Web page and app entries
[Start of section]

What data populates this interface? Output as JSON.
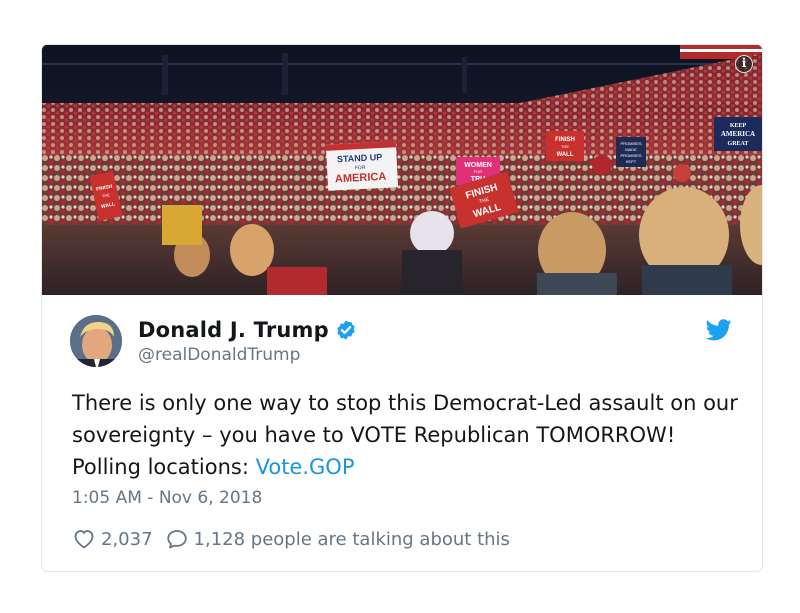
{
  "photo": {
    "signs": {
      "stand_up": [
        "STAND UP",
        "FOR",
        "AMERICA"
      ],
      "finish_wall_small": [
        "FINISH",
        "THE",
        "WALL"
      ],
      "keep_america": [
        "KEEP",
        "AMERICA",
        "GREAT"
      ],
      "women_for": [
        "WOMEN",
        "FOR",
        "TRU"
      ],
      "finish_wall_big": [
        "FINISH",
        "THE",
        "WALL"
      ],
      "promises": [
        "PROMISES",
        "MADE",
        "PROMISES",
        "KEPT"
      ],
      "finish_left": [
        "FINISH",
        "THE",
        "WALL"
      ]
    },
    "info_glyph": "i"
  },
  "tweet": {
    "display_name": "Donald J. Trump",
    "handle": "@realDonaldTrump",
    "text_before_link": "There is only one way to stop this Democrat-Led assault on our sovereignty – you have to VOTE Republican TOMORROW! Polling locations: ",
    "link_text": "Vote.GOP",
    "timestamp": "1:05 AM - Nov 6, 2018",
    "likes": "2,037",
    "replies_text": "1,128 people are talking about this"
  },
  "colors": {
    "verified": "#1da1f2",
    "twitter_blue": "#1da1f2",
    "link": "#1b95e0",
    "muted": "#657786",
    "text": "#14171a"
  },
  "icons": {
    "verified": "verified-badge-icon",
    "bird": "twitter-bird-icon",
    "like": "heart-icon",
    "reply": "speech-bubble-icon",
    "info": "info-icon"
  }
}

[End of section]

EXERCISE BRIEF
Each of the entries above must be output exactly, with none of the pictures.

TASK RESULT
What data populates this interface? Output as JSON.
{
  "photo": {
    "signs": {
      "stand_up": [
        "STAND UP",
        "FOR",
        "AMERICA"
      ],
      "finish_wall_small": [
        "FINISH",
        "THE",
        "WALL"
      ],
      "keep_america": [
        "KEEP",
        "AMERICA",
        "GREAT"
      ],
      "women_for": [
        "WOMEN",
        "FOR",
        "TRU"
      ],
      "finish_wall_big": [
        "FINISH",
        "THE",
        "WALL"
      ],
      "promises": [
        "PROMISES",
        "MADE",
        "PROMISES",
        "KEPT"
      ],
      "finish_left": [
        "FINISH",
        "THE",
        "WALL"
      ]
    },
    "info_glyph": "i"
  },
  "tweet": {
    "display_name": "Donald J. Trump",
    "handle": "@realDonaldTrump",
    "text_before_link": "There is only one way to stop this Democrat-Led assault on our sovereignty – you have to VOTE Republican TOMORROW! Polling locations: ",
    "link_text": "Vote.GOP",
    "timestamp": "1:05 AM - Nov 6, 2018",
    "likes": "2,037",
    "replies_text": "1,128 people are talking about this"
  },
  "colors": {
    "verified": "#1da1f2",
    "twitter_blue": "#1da1f2",
    "link": "#1b95e0",
    "muted": "#657786",
    "text": "#14171a"
  },
  "icons": {
    "verified": "verified-badge-icon",
    "bird": "twitter-bird-icon",
    "like": "heart-icon",
    "reply": "speech-bubble-icon",
    "info": "info-icon"
  }
}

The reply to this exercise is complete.